**TASK GOAL:** In your reply, write out each entry exactly as given.

**Component data from apps and pages:**
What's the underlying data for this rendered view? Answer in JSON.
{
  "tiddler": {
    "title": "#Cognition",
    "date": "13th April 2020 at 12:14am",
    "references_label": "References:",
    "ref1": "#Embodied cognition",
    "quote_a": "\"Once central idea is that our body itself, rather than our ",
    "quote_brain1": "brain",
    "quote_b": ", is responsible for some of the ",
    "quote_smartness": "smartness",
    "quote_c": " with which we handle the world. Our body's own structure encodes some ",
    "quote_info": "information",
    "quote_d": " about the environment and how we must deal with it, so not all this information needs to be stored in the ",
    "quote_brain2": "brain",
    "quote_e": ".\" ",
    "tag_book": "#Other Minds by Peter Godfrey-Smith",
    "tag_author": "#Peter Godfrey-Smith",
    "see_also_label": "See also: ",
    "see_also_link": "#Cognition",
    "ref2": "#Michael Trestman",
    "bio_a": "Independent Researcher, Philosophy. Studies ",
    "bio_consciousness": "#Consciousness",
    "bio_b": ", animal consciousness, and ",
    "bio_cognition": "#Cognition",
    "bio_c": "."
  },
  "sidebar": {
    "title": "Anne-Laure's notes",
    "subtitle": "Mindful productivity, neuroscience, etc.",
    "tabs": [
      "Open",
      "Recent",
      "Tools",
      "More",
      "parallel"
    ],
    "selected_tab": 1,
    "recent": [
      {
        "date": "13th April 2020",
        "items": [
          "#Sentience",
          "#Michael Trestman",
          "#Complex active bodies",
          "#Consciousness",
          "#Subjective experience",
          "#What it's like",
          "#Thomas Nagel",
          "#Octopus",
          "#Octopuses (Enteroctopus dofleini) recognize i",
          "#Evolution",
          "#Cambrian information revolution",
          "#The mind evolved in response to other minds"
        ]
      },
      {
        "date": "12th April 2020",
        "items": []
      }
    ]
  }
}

**RESPONSE TO THIS TASK:**
What's the underlying data for this rendered view? Answer in JSON.
{
  "tiddler": {
    "title": "#Cognition",
    "date": "13th April 2020 at 12:14am",
    "references_label": "References:",
    "ref1": "#Embodied cognition",
    "quote_a": "\"Once central idea is that our body itself, rather than our ",
    "quote_brain1": "brain",
    "quote_b": ", is responsible for some of the ",
    "quote_smartness": "smartness",
    "quote_c": " with which we handle the world. Our body's own structure encodes some ",
    "quote_info": "information",
    "quote_d": " about the environment and how we must deal with it, so not all this information needs to be stored in the ",
    "quote_brain2": "brain",
    "quote_e": ".\" ",
    "tag_book": "#Other Minds by Peter Godfrey-Smith",
    "tag_author": "#Peter Godfrey-Smith",
    "see_also_label": "See also: ",
    "see_also_link": "#Cognition",
    "ref2": "#Michael Trestman",
    "bio_a": "Independent Researcher, Philosophy. Studies ",
    "bio_consciousness": "#Consciousness",
    "bio_b": ", animal consciousness, and ",
    "bio_cognition": "#Cognition",
    "bio_c": "."
  },
  "sidebar": {
    "title": "Anne-Laure's notes",
    "subtitle": "Mindful productivity, neuroscience, etc.",
    "tabs": [
      "Open",
      "Recent",
      "Tools",
      "More",
      "parallel"
    ],
    "selected_tab": 1,
    "recent": [
      {
        "date": "13th April 2020",
        "items": [
          "#Sentience",
          "#Michael Trestman",
          "#Complex active bodies",
          "#Consciousness",
          "#Subjective experience",
          "#What it's like",
          "#Thomas Nagel",
          "#Octopus",
          "#Octopuses (Enteroctopus dofleini) recognize i",
          "#Evolution",
          "#Cambrian information revolution",
          "#The mind evolved in response to other minds"
        ]
      },
      {
        "date": "12th April 2020",
        "items": []
      }
    ]
  }
}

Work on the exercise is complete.